Public health offices (surveillance agencies) in Kenya are required to enter monthly health data and the number of water samples tested (but not the results of those tests) into the MoH’s DHIS. Subsequently, monthly and annual reports are then generated and re-uploaded back into DHIS for access by a variety of other MoH departments and outside stakeholders (Fig. 2b). However, in practice, none of the surveillance agencies that we revisited in 2019 reported water quality data to the MoH.
During the MfSW program, most participating institutions conducted regular tests, although not always at the frequency required by national guidelines or standards21. Four years afterwards, most (5/7) institutions were no longer conducting routine microbial water quality testing (Table 4). One county PHO noted, “We rarely share data because we do not do enough testing” (Kenyan sub-County Public Health Office). “We cannot take the appropriate actions without more data [to manage water safety]” (Kenyan Water Supplier). Institutions attributed the lack of testing to insufficient funding to replace broken laboratory equipment, purchase reagents, and cover transportation (i.e., no vehicle for sampling). “Because we have limited resources, we have not conducted routine water quality testing in over a year. Our office does not have enough water quality results to produce summaries or inform decisions” (Kenyan County Public Health Office). Without regular testing, water quality information is not available to inform decisions.
Two of the four water suppliers in Kenya that had participated in MfSW were still conducting regular water quality testing, although at a lower frequency. The other two suppliers tested only when equipment and reagents were available. The three surveillance agencies only tested water in response to customer complaints or disease outbreaks, though they did not specifically document complaints or responses. “We have not conducted routine water quality sampling or analysis since MfSW. We only conduct water quality testing when there is a customer complaint” (Kenyan sub-County Public Health Office). “Water quality testing is reactionary, so we can only confirm contamination rather than fully understand water quality in our community” (Kenyan County Public Health Office). It was more common for all institutions to test water for basic physico-chemical parameters (pH, turbidity, and residual chlorine) rather than microbial parameters (Table 4). “Since running out of consumables after MfSW, we no longer test for bacteriological parameters, only pH and residual chlorine” (Kenyan Water Supplier). Two suppliers reported testing for additional physico-chemical parameters, including alkalinity, conductivity, dissolved oxygen, and various nutrients and heavy metals.

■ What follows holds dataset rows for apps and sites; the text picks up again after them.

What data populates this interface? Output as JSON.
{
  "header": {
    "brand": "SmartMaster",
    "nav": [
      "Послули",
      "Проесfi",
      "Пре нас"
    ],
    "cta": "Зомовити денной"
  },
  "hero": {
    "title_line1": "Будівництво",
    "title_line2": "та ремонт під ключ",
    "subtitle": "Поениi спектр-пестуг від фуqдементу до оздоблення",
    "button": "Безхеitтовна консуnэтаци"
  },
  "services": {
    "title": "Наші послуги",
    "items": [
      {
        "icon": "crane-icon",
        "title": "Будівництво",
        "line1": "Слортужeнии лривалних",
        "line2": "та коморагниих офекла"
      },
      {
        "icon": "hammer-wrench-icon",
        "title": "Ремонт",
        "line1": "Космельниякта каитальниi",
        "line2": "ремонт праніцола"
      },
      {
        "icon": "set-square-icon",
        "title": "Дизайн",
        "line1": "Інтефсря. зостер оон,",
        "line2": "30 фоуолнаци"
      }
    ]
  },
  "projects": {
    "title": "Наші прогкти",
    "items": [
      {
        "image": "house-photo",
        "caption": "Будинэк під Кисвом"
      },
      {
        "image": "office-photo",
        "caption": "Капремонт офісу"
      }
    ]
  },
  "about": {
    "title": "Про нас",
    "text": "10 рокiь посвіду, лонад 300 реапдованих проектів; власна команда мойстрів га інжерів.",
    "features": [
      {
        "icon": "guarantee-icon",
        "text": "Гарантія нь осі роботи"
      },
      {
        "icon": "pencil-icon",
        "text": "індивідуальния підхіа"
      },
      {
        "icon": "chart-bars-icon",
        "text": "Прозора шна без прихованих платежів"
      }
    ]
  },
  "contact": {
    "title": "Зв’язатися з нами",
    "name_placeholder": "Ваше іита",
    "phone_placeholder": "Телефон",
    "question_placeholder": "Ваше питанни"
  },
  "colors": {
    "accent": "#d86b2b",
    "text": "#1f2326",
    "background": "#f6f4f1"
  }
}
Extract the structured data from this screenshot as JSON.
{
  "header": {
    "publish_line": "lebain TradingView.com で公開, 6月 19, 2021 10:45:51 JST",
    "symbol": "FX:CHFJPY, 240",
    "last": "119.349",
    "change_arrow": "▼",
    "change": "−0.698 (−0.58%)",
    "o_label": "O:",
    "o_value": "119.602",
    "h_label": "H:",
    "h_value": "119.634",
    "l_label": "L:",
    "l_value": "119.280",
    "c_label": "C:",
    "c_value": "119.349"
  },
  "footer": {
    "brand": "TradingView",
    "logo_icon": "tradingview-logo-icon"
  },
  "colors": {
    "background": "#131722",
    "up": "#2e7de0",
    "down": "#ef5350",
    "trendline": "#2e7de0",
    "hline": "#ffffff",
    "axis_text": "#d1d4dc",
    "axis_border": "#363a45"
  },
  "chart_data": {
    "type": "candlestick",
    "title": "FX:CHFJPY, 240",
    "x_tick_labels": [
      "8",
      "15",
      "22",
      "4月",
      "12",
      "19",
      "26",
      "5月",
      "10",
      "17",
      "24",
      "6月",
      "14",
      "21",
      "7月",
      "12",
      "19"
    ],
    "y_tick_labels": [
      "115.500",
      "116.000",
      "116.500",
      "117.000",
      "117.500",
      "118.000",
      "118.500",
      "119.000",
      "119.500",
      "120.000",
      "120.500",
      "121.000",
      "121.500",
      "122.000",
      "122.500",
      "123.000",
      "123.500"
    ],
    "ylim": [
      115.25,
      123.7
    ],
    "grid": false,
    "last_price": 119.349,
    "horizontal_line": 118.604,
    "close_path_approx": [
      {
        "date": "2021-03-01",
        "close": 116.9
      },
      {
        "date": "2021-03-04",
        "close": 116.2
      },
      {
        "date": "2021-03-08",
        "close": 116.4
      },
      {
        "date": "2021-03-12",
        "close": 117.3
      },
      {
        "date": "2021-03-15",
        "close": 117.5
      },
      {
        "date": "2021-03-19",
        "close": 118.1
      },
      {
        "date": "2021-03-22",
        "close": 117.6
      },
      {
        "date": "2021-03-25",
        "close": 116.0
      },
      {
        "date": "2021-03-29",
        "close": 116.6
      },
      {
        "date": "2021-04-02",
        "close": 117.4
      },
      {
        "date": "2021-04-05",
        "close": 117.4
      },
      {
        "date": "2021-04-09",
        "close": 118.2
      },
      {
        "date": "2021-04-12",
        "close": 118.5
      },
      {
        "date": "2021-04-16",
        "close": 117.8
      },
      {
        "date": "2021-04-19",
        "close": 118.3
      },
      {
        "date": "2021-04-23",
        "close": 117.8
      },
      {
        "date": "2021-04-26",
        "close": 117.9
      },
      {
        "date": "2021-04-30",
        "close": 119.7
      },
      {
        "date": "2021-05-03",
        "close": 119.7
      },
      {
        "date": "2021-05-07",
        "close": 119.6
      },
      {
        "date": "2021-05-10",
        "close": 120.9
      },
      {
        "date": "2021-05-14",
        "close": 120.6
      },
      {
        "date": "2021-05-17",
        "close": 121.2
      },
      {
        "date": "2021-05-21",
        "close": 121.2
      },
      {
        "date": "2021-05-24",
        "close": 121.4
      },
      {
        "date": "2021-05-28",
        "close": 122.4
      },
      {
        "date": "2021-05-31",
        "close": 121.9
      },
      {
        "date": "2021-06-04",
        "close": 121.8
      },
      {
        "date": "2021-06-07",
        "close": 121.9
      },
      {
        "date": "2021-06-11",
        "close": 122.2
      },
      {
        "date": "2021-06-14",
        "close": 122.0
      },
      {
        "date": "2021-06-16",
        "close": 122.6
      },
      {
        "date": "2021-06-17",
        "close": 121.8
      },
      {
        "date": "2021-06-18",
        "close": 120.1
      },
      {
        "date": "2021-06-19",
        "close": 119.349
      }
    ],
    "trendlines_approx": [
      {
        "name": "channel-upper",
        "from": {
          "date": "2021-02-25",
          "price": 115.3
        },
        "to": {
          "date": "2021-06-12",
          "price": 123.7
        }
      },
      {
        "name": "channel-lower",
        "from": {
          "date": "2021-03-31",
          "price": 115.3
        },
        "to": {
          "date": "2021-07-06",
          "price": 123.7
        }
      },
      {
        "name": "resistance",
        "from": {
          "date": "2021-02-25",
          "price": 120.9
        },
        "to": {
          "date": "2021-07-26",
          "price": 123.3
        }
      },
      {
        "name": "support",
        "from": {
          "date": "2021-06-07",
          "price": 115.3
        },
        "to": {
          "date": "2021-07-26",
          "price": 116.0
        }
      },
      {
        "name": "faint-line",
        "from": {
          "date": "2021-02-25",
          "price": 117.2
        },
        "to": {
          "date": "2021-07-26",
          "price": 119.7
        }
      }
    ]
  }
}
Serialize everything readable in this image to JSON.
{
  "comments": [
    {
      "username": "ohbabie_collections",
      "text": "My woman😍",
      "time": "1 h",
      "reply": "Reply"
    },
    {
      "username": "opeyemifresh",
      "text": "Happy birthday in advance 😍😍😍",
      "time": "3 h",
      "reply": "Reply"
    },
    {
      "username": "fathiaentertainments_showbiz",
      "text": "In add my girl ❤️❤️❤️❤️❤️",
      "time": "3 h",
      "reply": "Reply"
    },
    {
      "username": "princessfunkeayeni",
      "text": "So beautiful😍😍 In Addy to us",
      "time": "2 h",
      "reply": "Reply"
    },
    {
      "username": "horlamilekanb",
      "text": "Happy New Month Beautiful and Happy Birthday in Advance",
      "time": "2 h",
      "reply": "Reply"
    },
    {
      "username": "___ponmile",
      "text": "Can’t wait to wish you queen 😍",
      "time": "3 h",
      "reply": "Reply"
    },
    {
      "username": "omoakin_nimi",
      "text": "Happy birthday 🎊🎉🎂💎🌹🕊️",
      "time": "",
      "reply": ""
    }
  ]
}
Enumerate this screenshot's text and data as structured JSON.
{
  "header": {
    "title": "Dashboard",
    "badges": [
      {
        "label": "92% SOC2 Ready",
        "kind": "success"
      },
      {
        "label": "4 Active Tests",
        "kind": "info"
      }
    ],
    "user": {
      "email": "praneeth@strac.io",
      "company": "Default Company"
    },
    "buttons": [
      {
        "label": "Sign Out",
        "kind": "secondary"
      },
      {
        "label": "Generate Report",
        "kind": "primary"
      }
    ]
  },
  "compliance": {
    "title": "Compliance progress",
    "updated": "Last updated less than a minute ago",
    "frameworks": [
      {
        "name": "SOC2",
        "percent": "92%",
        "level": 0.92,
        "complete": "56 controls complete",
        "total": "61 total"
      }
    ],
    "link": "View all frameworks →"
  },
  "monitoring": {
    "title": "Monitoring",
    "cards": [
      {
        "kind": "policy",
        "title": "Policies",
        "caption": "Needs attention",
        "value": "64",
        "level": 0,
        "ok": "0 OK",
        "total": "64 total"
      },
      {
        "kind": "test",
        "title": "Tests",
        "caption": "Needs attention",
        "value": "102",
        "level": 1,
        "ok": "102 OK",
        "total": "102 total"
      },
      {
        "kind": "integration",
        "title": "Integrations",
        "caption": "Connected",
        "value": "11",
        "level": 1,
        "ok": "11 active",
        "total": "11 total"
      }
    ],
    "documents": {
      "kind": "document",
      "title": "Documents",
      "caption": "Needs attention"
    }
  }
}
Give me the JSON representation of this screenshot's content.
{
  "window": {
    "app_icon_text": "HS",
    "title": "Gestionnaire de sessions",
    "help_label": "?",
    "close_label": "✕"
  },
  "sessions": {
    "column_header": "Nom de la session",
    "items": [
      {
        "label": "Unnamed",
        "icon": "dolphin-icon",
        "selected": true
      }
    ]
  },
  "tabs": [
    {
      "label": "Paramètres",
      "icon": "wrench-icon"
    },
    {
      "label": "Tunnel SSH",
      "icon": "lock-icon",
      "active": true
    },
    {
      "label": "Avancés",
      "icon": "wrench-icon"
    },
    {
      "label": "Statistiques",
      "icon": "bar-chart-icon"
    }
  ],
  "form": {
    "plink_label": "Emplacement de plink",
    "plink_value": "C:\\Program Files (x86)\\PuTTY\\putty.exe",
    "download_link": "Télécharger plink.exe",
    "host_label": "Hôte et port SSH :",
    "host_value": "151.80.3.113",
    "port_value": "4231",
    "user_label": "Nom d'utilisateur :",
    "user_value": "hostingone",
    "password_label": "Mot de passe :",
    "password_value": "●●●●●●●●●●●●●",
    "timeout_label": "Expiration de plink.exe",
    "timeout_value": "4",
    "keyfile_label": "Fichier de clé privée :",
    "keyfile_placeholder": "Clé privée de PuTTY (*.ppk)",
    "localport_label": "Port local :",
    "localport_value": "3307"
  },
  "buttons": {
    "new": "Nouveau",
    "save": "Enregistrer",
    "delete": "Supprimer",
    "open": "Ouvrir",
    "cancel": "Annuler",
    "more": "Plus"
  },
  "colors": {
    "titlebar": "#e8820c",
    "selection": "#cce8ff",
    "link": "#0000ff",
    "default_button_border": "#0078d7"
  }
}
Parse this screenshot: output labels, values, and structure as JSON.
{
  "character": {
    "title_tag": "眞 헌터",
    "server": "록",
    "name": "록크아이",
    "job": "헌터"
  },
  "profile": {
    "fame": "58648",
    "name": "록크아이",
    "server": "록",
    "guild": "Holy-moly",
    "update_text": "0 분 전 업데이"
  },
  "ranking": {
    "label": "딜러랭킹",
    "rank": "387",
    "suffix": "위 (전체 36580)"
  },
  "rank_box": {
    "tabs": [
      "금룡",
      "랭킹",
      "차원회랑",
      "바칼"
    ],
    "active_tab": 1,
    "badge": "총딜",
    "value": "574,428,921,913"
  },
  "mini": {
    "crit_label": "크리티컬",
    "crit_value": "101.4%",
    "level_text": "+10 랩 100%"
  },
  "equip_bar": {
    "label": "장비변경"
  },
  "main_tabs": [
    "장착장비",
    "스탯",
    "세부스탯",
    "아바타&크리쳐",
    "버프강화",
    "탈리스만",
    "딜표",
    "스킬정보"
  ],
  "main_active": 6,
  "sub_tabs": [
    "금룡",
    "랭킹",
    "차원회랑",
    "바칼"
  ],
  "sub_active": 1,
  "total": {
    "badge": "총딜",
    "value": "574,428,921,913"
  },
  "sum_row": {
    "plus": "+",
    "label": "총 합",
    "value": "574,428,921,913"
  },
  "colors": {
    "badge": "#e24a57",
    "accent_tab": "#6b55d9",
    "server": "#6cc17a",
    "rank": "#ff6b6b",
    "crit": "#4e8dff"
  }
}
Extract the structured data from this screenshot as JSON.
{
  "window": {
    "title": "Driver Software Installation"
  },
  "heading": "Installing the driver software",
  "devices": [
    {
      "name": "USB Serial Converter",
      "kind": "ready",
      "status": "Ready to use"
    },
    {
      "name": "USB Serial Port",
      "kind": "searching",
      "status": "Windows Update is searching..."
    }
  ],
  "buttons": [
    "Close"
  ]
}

All sampling data, inclusive of these parameters were included in reports to upper management, but only those required for compliance are included in external reporting.